The index declined 43 points, or 0.2%, at 19899 after two consecutive sessions of gains. The S&P 500 fell 0.1% and the Nasdaq Composite rose 0.2%.
"Most people are trying to extend this positive sentiment from last year, but we do have some caution in the coming months something could turn," said Jeroen Blokland, a senior portfolio manager at Robeco, who is taking a neutral stance on equities right now.
Risks that could derail the stock-market rally include a re-emergence of concerns over China's economy or disappointing corporate earnings, he said.
On Thursday, a crackdown by China's central bank on wagers against the yuan sent the currency surging. The yuan's gain came amid a rise in Asian currencies against the U.S. dollar, which had retreated after minutes from the Federal Reserve's December meeting showed Wednesday that officials were unsure about the potential impact of Mr. Trump's policies on the economy.
Investors were also awaiting an update on the health of the labor market, with the December jobs report due Friday. Data released Thursday showed private-sector hiring slowed in the month, according to payroll processor Automatic Data Processing and forecasting firm Moody's Analytics.
Shares of consumer-discretionary companies tumbled after retailers including Macy's and Kohl's warned of weak holiday results.

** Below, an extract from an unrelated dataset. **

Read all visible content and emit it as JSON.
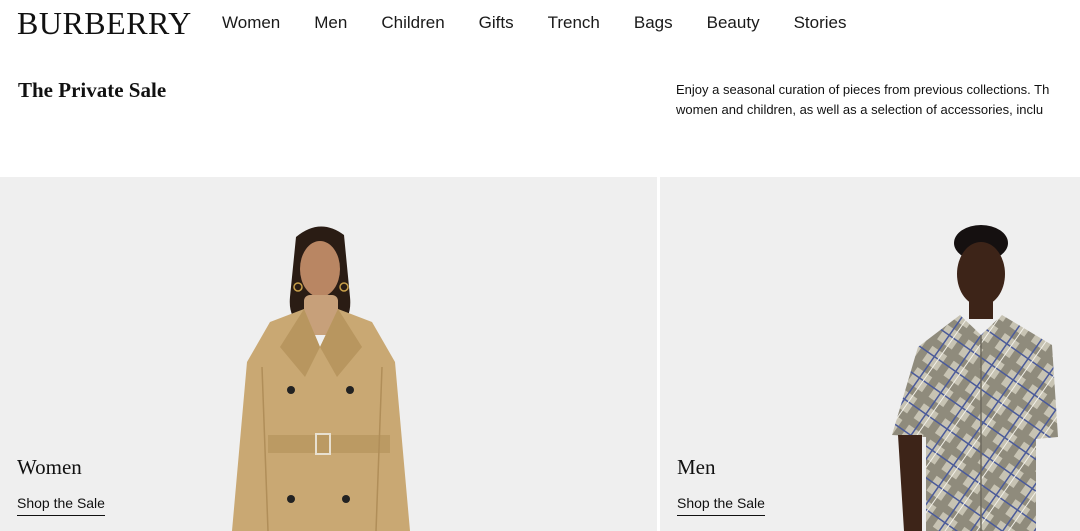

Macy's, which said Wednesday that its same-store sales fell in November and December, fell 14%. Kohl's, which lowered its profit targets, fell 19%, while other retailers including Nordstrom, L Brands and Signet Jewelers Limited fell more than 6% apiece.